We are attempting to show in our series of articles how science has influenced our thinking. It has changed our notions concerning the earth and space, it has extended the universe in time, and it has also shown us that there is a basic unity in God’s creation. This article is the first of a group which will deal with the antiquity of creation—how science has given us a new concept of time. All we have done thus far in this article is to show that there is no uniformity of belief among Bible scholars as to the meaning of the word “day” in Genesis 1, and also that the date of 4004 B.C. for creation is erroneous. We feel this was necessary as a prelude to further discussion. We hope to show in the following articles that scientific evidence seems to indicate that the earth is much older than commonly supposed, and also that these discoveries which science has made lead us to a greater appreciation of the beautiful story of creation as is found in the Bible. Genesis 1 is as inspired as is the rest of the Bible and science has not been able, nor will it ever be able, to disprove its truths. In fact, a proper understanding of the discoveries of science should leave one with a deeper appreciation for the greatness of God’s creation. After all, that is the greatest contribution science can make to this questioning age.

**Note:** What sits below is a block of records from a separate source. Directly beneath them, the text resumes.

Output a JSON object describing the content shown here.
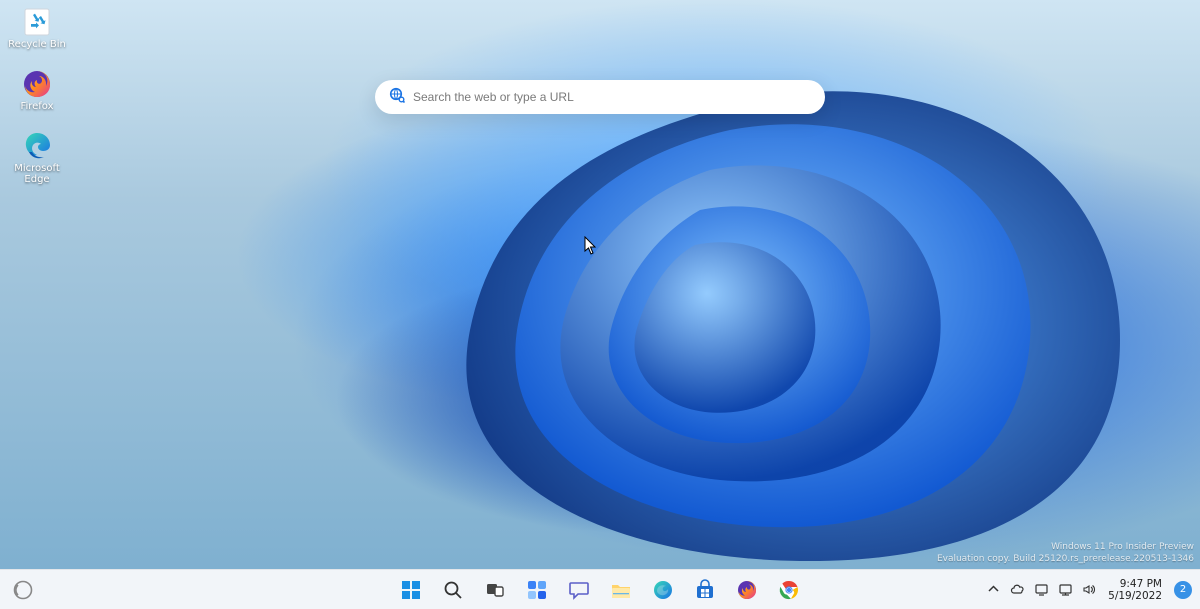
{
  "desktop_icons": {
    "recycle_bin": "Recycle Bin",
    "firefox": "Firefox",
    "edge": "Microsoft Edge"
  },
  "search": {
    "placeholder": "Search the web or type a URL"
  },
  "watermark": {
    "line1": "Windows 11 Pro Insider Preview",
    "line2": "Evaluation copy. Build 25120.rs_prerelease.220513-1346"
  },
  "taskbar": {
    "items": [
      {
        "name": "start"
      },
      {
        "name": "search"
      },
      {
        "name": "task-view"
      },
      {
        "name": "widgets"
      },
      {
        "name": "chat"
      },
      {
        "name": "file-explorer"
      },
      {
        "name": "edge"
      },
      {
        "name": "store"
      },
      {
        "name": "firefox"
      },
      {
        "name": "chrome"
      }
    ]
  },
  "tray": {
    "notification_count": "2",
    "time": "9:47 PM",
    "date": "5/19/2022"
  }
}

*For those who are interested in studying several of these cases the reader is referred to Byron Nelson’s book entitled BEFORE ABRAHAM. It is published by the Augsburg Publishing House, Minneapolis,Minnesota.